So, I was excited when I won and pleased as I’d now move the book farther up my reading list. As I was in the middle of a few books, I didn’t get to it right away. Finally, after some time, I did.
I find “A Small Indiscretion” to be a difficult novel to consider.
The novel centers around Annie Black and hops between her misspent youth, living in England and her more stable adulthood in San Francisco.
The book is narrated in Annie’s voice. This is her story that she tells us. The catalyst for this divulging of her secrets is the rather serious accident in which her son was injured.
I found it somewhat difficult to keep my attention on this novel. In theory, this is just my sort of book – it’s all about the internal turmoil caused by silly actions.
There’s this sort of subset of literary fiction I like to call “The Fucked Up Family Novel”.
You know what I’m talking about.
These are novels that were fucked up family dynamics are the centerpiece. The reasons for and results of those dynamics drives the narration. I’m not talking about the sort of novel that has one character with issues, but the family itself is functional. I’m talking about the sort where the whole family in general is fucked and their lives together are essentially fucked as well.
These sort of novels are my wheelhouse. I am SO down with these. I loved “The Virgin Suicides” and Zoe Heller’s “The Believers”. I loved Meg Mitchell Moore’s “The Admissions.” I live for these stories most likely because I have my own fucked up family and like to feel as if I’m not alone in having messy familial relationships. It feels nice to feel as if you can commiserate with your book, you know?Recently though, I’ve read a few of these sorts of books and I wasn’t feeling the love for them they way I’d hoped I would.
James Bailey’s “Sorry I Wasn’t What You Needed” was the first in a list of Fucked Up
Family Novels to disappoint me this summer. The premise sounded spectacular: CJ, who lives far from his family, gets a what seems to be a random, late night phone call
from his dad. Later he finds out that his father commits suicide. Now he has to return home and face the family he’s kept his distance from for the better part of 10 years.
How could that not be amazing? It wasn’t. I found the prose to be juvenile – almost like a YA novel and the characters were ridiculous. Their actions were nonsensical
and they were stupid. I can take a lot of things, but not idiotic characters. I didn’t see any real humanity in them – they sort of felt like caricatures of screwed up people rather than actual damaged people. I felt there was no subtly; no nuance. Because of that, I found it boring. Continue reading
I’m not sure if I’ve recently read anything I’ve loved more fully than Meg Mitchell Moore’s The Admissions.

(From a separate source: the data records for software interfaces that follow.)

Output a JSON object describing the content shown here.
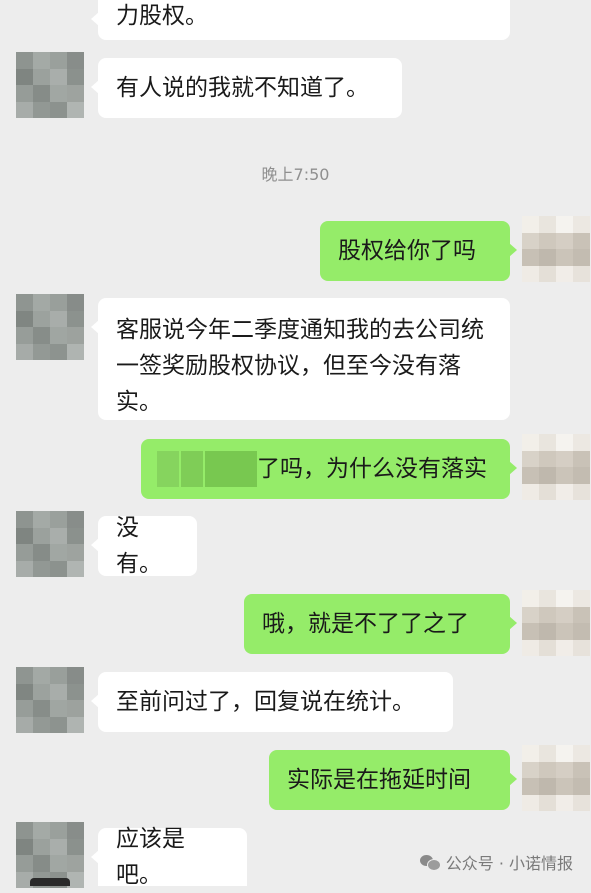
{
  "chat": {
    "timestamp": "晚上7:50",
    "messages": [
      {
        "side": "in",
        "text": "力股权。"
      },
      {
        "side": "in",
        "text": "有人说的我就不知道了。"
      },
      {
        "side": "out",
        "text": "股权给你了吗"
      },
      {
        "side": "in",
        "text": "客服说今年二季度通知我的去公司统一签奖励股权协议，但至今没有落实。"
      },
      {
        "side": "out",
        "text": "了吗，为什么没有落实"
      },
      {
        "side": "in",
        "text": "没有。"
      },
      {
        "side": "out",
        "text": "哦，就是不了了之了"
      },
      {
        "side": "in",
        "text": "至前问过了，回复说在统计。"
      },
      {
        "side": "out",
        "text": "实际是在拖延时间"
      },
      {
        "side": "in",
        "text": "应该是吧。"
      }
    ]
  },
  "watermark": {
    "text": "公众号 · 小诺情报",
    "icon": "wechat-icon"
  },
  "colors": {
    "background": "#ededed",
    "incoming_bubble": "#ffffff",
    "outgoing_bubble": "#95ec69",
    "timestamp_text": "#8f8f8f"
  }
}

As soon as I finished, I added her other work to my TBR list.
I don’t want to give too much away regarding the story, because it’s really a treasure that should be discovered for itself, so I’ll just provide a little synopsis.

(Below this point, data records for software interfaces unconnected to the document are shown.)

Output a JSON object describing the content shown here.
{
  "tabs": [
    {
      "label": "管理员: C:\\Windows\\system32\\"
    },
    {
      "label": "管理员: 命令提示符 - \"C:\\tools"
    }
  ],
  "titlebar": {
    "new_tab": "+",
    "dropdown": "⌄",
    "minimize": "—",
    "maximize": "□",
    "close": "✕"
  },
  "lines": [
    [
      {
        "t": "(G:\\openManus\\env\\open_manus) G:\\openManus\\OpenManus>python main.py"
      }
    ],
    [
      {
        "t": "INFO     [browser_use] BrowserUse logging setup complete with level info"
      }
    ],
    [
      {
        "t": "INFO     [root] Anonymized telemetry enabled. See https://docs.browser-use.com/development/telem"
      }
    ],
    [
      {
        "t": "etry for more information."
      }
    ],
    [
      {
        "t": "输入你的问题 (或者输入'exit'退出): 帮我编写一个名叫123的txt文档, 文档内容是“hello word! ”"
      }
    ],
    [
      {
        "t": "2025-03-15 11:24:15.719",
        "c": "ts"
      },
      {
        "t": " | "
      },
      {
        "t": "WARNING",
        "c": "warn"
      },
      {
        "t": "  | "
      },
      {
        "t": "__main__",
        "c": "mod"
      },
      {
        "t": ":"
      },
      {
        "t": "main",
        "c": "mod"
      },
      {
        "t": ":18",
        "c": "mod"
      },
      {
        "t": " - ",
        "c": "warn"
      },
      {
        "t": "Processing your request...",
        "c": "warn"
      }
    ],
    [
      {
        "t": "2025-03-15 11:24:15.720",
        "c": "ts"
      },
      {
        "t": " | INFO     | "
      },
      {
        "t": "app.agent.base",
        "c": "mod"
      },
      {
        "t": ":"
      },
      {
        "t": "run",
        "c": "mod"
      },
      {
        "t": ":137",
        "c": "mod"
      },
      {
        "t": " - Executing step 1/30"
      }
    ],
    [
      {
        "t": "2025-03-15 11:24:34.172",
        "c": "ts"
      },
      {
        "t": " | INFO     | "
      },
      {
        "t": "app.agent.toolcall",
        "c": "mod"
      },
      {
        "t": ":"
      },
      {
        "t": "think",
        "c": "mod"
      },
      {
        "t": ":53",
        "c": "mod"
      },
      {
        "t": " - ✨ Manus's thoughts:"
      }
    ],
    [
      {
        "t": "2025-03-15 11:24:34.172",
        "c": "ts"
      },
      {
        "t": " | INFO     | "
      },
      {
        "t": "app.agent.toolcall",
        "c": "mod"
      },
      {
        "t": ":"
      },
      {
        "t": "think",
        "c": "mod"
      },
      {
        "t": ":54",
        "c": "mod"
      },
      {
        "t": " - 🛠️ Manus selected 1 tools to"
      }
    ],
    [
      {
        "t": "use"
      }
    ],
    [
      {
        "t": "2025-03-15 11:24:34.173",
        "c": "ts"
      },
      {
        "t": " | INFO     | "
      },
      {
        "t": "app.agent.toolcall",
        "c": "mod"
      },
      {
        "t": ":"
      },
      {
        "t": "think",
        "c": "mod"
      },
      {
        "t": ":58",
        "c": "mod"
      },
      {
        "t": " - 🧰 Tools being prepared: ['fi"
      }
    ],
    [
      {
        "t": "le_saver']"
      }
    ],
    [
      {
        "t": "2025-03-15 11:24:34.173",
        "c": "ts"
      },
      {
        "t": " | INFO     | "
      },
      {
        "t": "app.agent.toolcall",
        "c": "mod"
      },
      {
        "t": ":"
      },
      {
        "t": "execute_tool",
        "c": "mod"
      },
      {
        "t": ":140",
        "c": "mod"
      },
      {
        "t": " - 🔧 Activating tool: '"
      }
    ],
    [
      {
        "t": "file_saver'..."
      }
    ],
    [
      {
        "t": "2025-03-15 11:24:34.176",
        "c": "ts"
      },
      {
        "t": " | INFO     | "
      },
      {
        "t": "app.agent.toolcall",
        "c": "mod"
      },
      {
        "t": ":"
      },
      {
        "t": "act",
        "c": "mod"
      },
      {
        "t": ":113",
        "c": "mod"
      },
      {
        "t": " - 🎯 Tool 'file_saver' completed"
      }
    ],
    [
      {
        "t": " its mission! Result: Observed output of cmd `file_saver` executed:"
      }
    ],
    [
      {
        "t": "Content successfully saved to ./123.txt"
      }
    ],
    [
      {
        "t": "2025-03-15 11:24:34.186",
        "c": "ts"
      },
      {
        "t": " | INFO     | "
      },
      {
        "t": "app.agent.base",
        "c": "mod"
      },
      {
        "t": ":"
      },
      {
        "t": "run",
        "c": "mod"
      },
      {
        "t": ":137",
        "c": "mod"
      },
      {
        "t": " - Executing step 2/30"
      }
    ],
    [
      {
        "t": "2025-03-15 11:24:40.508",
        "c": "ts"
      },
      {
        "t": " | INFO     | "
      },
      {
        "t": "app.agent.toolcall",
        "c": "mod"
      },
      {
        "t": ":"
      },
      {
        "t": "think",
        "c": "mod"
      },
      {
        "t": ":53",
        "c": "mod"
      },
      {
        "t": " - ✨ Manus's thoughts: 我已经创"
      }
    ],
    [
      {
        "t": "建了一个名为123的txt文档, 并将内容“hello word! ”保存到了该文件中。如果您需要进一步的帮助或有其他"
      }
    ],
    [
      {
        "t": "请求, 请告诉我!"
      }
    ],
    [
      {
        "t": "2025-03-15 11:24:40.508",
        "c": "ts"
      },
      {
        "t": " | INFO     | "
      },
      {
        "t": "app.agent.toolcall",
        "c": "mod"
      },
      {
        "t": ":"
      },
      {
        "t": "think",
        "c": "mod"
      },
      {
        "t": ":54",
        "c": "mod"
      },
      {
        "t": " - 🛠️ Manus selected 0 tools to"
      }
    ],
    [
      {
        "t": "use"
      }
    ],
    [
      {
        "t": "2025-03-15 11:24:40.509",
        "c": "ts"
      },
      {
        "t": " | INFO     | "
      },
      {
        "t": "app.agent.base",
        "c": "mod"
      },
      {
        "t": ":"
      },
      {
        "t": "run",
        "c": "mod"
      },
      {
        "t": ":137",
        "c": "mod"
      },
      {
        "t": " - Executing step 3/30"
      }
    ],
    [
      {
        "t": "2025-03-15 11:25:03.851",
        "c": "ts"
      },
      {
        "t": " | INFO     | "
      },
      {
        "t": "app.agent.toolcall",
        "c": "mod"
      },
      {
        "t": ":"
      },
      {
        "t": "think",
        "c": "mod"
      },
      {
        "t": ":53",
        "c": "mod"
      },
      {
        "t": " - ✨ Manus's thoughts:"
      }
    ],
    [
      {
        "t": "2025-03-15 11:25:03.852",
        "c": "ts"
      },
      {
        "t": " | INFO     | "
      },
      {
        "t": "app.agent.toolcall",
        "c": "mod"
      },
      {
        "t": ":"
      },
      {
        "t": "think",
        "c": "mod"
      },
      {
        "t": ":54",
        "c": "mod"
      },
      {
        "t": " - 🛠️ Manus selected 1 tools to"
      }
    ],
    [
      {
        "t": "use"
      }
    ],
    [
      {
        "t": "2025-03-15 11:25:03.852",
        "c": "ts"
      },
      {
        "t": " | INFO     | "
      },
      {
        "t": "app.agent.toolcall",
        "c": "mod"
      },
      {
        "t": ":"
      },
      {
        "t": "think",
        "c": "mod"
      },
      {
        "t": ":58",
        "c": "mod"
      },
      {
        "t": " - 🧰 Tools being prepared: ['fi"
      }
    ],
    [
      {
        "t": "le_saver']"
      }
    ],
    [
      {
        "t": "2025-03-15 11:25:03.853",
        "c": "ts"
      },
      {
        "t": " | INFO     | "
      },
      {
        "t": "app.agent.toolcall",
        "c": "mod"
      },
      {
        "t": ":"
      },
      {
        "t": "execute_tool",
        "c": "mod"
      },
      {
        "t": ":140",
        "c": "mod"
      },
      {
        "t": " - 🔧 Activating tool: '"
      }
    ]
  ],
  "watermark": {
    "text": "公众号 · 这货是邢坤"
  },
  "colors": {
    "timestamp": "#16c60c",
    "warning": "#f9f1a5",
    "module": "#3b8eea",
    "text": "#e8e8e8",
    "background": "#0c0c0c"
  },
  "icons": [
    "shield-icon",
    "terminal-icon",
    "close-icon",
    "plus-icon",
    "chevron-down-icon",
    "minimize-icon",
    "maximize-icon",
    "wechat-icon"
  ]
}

The Admissions is essentially a drama centered around the frazzled Hawthorne family – Nora, Gabe, and their two daughters Angela and Cecily (and their youngest daughter, Maya.) Angela’s in the process of applying to college, Nora is trying to handle difficult real estate clients, Gabe has a huge secret in the he’s attempting to keep shuttered and Cecily is struggling to maintain her typically sunny exterior. The title refers not only to Angela’s application process but also to the family members’ revelations and realizations to themselves and to each other.
You’ll notice that I almost mentioned Maya as an afterthought and, in some respects, that’s exactly how she reads. This is not meant as a slight on the character or the author for that manner, but it is how Maya functions in the story.